4100 Geary Boulevard
at Fifth Avenue
(between 5th Ave & 6th Ave)
San Francisco, CA 94118
Neighborhood: Inner Richmond
(415) 221-7767
Chieftan, The
Category: Pub
Irish-themed pub South of Market with some good beers (not just Guinness and Harp) on tap, including Paulaner Hefeweizen and Marzen and Czechvar (the original Budweiser). Affligem Blond and Chimay Rouge in bottles. Food is a cut above the typical pub grub, like Prince Edward Island Mussels and Chieftan Guinness Stew. Good place to watch footie and the World Cup. Check out the Web site for special hours for the World Cup live from Africa (bar opens at 6:45 a.m. on Friday, June 11, for the kickoff between host South Africa and Mexico and 4:15 a.m. for The Netherlands vs. Denmark on Monday, June 14.
198 5th St.
(between Natoma St & Howard St)
San Francisco, CA 94103
Neighborhood: SOMA
(415) 615-0916
Danny Coyle’s
Category: pub/restaurant
Irish pub in the Haight will show all the World Cup games live.
668 Haight St
(between Pierce St & Steiner St)
San Francisco, CA 94117
Neighborhood: Lower Haight
(415) 558-8375
Edinburgh Castle Pub
Category: pub/restaurant
English-themed pub that’s been around since before craft beer was cool but still manages to pour some outstanding beers. Will be showing tape-delayed World Cup soccer, starting at 6 p.m., for those with actual jobs.
Hours: 5 p.m.-2 a.m.
950 Geary St
(between Larkin St & Polk St)
San Francisco, CA 94109
(415) 885-4074
Public House
Category: pub/restaurant

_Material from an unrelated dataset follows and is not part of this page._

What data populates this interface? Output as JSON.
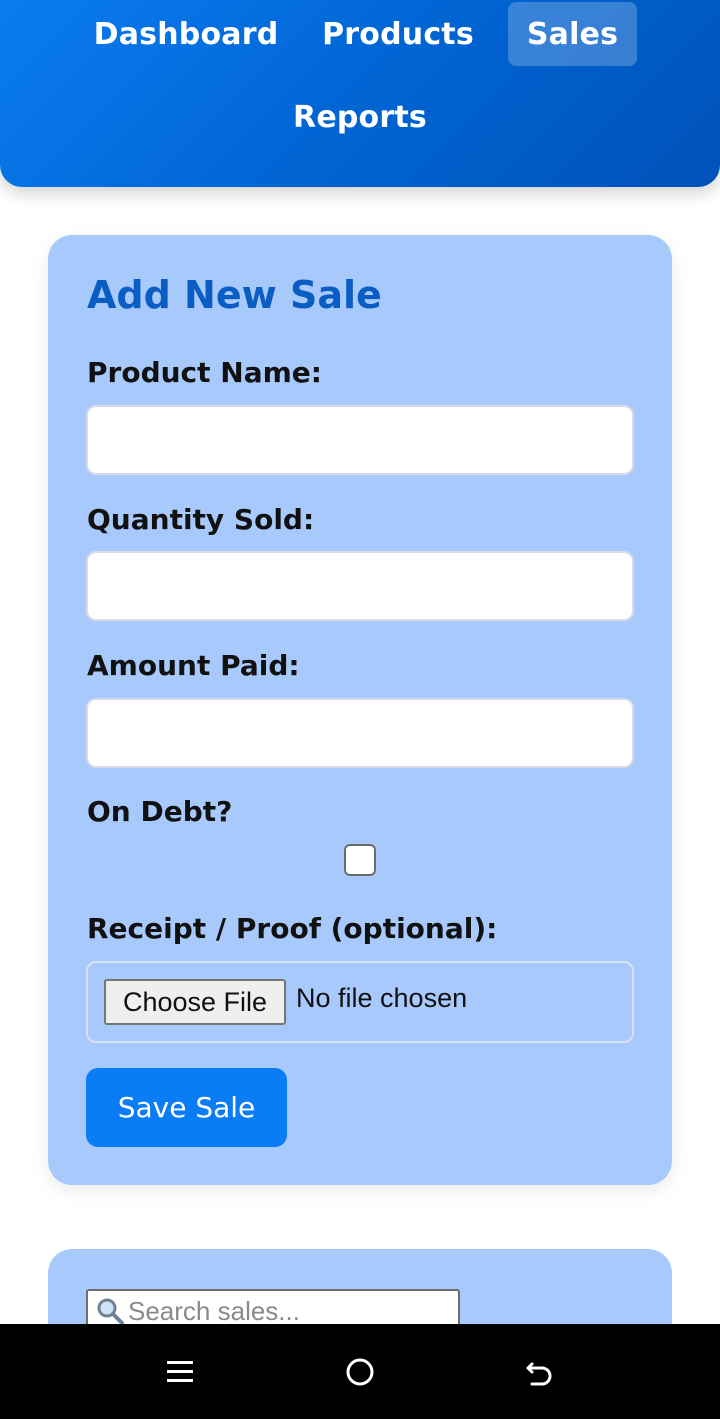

Along with the adjoining Mijita, the new player at AT&T Park. Two dozen well-selected taps and an equal number of bottles. Twenty-three TVs for watching sports. Good food, reasonably priced. Try the mac ‘n cheese and Thom’s Cheesesteak Sandwich. Mijita’s bar opens at 6 a.m. for the World Cup, with the restaurant opening at 8 a.m. Public House bar will open at 10 a.m. Wear any World Cup team’s jersey for some complimentary fries, onion rings or chips with your burger. Get a punch card for drinking the 24 beers on tap and earn a world cup when you’ve completed it. USA vs England at AT&T Park on Diamond Vision free. Pray for fog.
Hours: noon-midnight
24 Willie Mays Plz
San Francisco, CA 94107
Neighborhood: SOMA
(415) 644-0240